▶ PROBLEM TO WORK ON: Find the lines below that contain the string "JSON". Copy each one.

▶ RECORD EXCERPTS:
-.-.-

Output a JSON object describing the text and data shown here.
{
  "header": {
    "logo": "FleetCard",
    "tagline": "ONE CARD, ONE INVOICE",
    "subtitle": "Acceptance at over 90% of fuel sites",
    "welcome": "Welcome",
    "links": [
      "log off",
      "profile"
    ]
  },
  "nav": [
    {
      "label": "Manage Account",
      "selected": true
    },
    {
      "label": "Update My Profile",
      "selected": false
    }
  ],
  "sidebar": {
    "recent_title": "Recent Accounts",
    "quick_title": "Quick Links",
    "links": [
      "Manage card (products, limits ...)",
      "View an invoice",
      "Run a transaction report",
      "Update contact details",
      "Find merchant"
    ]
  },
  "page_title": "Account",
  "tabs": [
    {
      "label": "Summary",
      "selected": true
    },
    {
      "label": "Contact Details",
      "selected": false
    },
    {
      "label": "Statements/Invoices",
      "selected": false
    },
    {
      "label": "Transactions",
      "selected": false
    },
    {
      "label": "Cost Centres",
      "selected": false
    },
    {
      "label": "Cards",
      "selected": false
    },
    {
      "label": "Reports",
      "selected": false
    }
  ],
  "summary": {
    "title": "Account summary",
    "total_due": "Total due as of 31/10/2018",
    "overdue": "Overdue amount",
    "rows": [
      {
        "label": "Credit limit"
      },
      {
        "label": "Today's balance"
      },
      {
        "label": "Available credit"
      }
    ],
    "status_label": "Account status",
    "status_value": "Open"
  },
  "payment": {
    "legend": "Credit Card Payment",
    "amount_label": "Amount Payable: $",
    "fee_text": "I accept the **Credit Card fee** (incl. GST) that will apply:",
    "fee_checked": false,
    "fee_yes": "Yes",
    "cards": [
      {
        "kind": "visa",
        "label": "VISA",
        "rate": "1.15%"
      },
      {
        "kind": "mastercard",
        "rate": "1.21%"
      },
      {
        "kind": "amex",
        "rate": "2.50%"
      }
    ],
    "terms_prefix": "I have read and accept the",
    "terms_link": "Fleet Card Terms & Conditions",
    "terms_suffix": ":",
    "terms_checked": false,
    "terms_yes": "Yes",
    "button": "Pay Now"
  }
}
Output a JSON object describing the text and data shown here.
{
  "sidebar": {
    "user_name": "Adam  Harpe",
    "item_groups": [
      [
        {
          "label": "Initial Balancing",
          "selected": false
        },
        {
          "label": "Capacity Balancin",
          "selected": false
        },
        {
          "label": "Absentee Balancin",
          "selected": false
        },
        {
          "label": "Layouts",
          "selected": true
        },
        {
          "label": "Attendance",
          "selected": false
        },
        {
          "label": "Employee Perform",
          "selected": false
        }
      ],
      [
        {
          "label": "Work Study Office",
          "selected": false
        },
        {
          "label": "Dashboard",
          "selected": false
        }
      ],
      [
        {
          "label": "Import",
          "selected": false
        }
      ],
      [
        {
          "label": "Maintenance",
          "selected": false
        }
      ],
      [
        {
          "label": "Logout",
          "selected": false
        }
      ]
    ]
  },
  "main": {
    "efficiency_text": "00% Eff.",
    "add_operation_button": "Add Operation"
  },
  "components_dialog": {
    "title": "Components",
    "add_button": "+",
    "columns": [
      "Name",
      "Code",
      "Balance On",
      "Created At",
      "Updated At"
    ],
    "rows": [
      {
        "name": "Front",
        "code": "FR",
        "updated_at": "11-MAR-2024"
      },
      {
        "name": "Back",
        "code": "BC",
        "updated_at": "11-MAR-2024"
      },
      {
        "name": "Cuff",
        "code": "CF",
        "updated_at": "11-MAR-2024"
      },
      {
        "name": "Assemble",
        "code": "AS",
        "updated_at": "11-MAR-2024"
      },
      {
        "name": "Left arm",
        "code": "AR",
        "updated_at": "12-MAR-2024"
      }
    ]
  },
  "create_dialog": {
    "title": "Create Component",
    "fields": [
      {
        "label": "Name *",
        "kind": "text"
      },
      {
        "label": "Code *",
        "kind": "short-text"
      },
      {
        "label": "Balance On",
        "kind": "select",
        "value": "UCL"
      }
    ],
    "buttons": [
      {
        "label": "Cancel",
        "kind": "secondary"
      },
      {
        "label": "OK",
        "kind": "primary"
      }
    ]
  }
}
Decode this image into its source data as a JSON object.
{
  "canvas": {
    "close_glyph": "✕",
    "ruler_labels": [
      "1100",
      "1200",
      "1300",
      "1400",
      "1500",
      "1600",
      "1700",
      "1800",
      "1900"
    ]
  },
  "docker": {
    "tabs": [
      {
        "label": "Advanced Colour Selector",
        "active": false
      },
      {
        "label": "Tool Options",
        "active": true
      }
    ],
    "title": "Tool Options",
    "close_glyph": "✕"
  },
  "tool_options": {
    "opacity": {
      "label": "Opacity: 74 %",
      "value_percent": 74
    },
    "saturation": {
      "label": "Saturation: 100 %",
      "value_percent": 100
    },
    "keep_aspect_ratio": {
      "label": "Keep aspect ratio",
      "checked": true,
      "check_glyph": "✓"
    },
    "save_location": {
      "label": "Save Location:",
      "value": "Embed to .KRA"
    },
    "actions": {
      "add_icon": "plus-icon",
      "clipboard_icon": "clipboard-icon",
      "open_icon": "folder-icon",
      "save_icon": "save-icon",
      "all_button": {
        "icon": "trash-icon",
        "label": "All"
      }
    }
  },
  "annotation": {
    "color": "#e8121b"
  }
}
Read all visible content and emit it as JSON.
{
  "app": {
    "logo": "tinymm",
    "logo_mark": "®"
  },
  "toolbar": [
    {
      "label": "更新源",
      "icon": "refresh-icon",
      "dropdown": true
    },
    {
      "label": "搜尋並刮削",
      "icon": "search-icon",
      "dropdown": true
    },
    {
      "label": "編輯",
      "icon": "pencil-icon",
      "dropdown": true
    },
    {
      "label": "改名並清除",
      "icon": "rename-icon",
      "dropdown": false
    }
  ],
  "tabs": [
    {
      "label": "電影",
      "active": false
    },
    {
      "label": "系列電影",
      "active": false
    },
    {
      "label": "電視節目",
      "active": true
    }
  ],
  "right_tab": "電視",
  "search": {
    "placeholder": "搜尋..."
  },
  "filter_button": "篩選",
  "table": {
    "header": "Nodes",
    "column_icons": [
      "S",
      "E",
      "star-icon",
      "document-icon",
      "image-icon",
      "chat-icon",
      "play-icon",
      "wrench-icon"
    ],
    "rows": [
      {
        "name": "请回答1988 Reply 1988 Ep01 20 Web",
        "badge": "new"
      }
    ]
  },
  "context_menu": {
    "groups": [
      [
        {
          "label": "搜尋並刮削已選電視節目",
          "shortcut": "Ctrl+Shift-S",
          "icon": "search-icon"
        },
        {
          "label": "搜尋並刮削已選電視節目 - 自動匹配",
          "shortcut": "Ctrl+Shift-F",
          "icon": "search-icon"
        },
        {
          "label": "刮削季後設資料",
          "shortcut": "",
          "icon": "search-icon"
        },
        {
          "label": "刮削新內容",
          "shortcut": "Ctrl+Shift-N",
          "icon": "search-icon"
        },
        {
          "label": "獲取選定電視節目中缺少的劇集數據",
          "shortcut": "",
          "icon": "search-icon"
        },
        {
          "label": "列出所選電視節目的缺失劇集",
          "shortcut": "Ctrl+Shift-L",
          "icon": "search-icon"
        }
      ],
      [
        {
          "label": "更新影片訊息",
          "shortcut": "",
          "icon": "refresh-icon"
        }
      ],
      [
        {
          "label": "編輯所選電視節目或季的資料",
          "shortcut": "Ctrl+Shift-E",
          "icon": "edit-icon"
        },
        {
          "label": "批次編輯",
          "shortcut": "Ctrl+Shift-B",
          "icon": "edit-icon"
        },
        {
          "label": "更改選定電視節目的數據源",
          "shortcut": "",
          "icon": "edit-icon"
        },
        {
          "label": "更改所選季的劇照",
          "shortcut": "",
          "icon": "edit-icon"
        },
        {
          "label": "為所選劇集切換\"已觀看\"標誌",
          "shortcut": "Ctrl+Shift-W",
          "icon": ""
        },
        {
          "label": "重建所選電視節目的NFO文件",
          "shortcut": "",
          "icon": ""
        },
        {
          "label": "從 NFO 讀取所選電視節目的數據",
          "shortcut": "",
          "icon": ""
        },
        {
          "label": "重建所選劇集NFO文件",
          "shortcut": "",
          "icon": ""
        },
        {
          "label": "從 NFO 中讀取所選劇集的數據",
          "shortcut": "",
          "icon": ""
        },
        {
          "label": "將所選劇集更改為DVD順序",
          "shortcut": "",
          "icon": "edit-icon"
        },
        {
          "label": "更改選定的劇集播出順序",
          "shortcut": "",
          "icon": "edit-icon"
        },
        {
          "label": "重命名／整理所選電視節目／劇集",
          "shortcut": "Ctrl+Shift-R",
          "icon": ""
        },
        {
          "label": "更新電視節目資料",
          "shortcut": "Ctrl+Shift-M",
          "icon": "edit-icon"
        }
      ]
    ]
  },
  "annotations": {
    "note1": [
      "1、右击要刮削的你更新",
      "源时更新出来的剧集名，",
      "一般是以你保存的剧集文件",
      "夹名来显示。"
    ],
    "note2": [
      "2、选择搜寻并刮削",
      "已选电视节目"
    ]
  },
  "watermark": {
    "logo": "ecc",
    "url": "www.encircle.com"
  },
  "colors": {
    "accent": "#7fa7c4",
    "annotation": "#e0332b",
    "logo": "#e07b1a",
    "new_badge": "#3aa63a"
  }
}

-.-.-

▶ SOLUTION TO THE PROBLEM:
Output a JSON object describing the text and data shown here.
Output a JSON object describing the text and data shown here.
Decode this image into its source data as a JSON object.
Read all visible content and emit it as JSON.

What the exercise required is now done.